Republican Haley opposes expanding Medicaid, saying taking federal money to expand the program eventually would lead to an unfunded mandate for the state’s taxpayers.
“Gov. Haley has been fighting to turn back Obamacare since she took office – because it’s a budget-busting, job-killing disaster – and no matter how many times legislators reintroduce it, she will keep fighting it because its bad for our state,” said spokeswoman Chaney Adams.
Lourie said the program’s cost will be discussed Tuesday at a State House news conference.
Twenty-nine states have expanded Medicaid eligibility in some way. If the Senate proposal becomes reality – unlikely because of the opposition of most members of the GOP-controlled General Assembly and Gov. Haley – South Carolina would follow Arkansas, Iowa and New Hampshire in using Medicaid dollars to allow the poor to buy private insurance policies.
The U.S. Supreme Court has ruled that states cannot be forced to expand their Medicaid program, as envisioned in Obamacare. However, that ruling exposed a gap between the poor – covered by Medicaid – and members of the working poor – who could not afford coverage without federal and state subsidies.
“In many cases these individuals are working but too poor to go into the marketplace and receive the current federal subsidies,” Bedsole said, adding those affected include seasonal workers, workers in the hospitality industry and hourly wage workers.
The state’s veterans also are among those who would benefit from expanding Medicaid, Bedsole said.
In South Carolina, 17,900 military veterans don’t have health insurance, and another 8,800 veterans are underserved, according to the AARP. They would be eligible for coverage under the senators’ proposal, Bedsole said.
The Hospital Association’s Goodwin said all South Carolinians have a stake in expanding insurance coverage in the state.
When uninsured South Carolinians use hospital emergency rooms for their medical care, all taxpayers and residents with insurance pick up the tab, she said. “It’s a hidden tax that’s passed on to the rest of the state.”
Reach Cope at (803) 771-8657.

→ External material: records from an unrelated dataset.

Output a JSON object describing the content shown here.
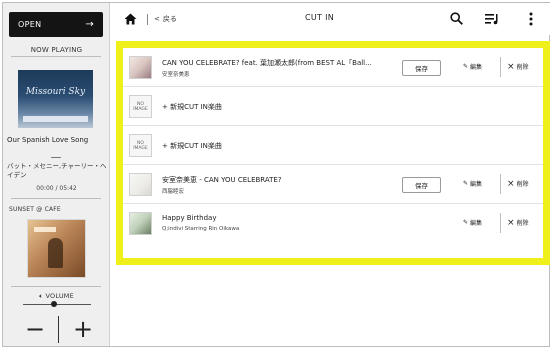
{
  "sidebar": {
    "open_label": "OPEN",
    "now_playing_label": "NOW PLAYING",
    "cover_title": "Missouri Sky",
    "song_title": "Our Spanish Love Song",
    "artist": "バット・メセニー,チャーリー・ヘイデン",
    "time": "00:00 / 05:42",
    "playlist_name": "SUNSET @ CAFE",
    "volume_label": "VOLUME",
    "volume_level": 0.45
  },
  "topbar": {
    "back_label": "戻る",
    "title": "CUT IN"
  },
  "rows": [
    {
      "type": "track",
      "title": "CAN YOU CELEBRATE? feat. 葉加瀬太郎(from BEST AL「Ball...",
      "artist": "安室奈美恵",
      "save_label": "保存",
      "edit_label": "編集",
      "delete_label": "削除"
    },
    {
      "type": "add",
      "noimage_label": "NO IMAGE",
      "add_label": "+ 新規CUT IN楽曲"
    },
    {
      "type": "add",
      "noimage_label": "NO IMAGE",
      "add_label": "+ 新規CUT IN楽曲"
    },
    {
      "type": "track",
      "title": "安室奈美恵 - CAN YOU CELEBRATE?",
      "artist": "西脇睦宏",
      "save_label": "保存",
      "edit_label": "編集",
      "delete_label": "削除"
    },
    {
      "type": "track",
      "title": "Happy Birthday",
      "artist": "Q;indivi Starring Rin Oikawa",
      "edit_label": "編集",
      "delete_label": "削除"
    }
  ],
  "colors": {
    "highlight": "#eff019",
    "open_button": "#141414"
  },
  "icons": [
    "home-icon",
    "back-chevron-icon",
    "search-icon",
    "queue-icon",
    "more-vert-icon",
    "arrow-right-icon",
    "volume-icon",
    "pencil-icon",
    "close-icon"
  ]
}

A bipartisan group of state senators will announce a plan Tuesday to use federal and state dollars to allow uninsured S.C. residents to buy health insurance under a program they call Healthy SC. They say their proposal would provide coverage for 194,000 S.C. residents who cannot afford health insurance now but make too much to be covered by Medicaid insurance for the poor.
Who: Sens. Paul Campbell, R- Berkeley; Ray Cleary, R-Georgetown; Joel Lourie, D-Richland; and John Matthews, D-Orangeburg
When: 11:30 a.m. Tuesday
Where: First floor, State House lobby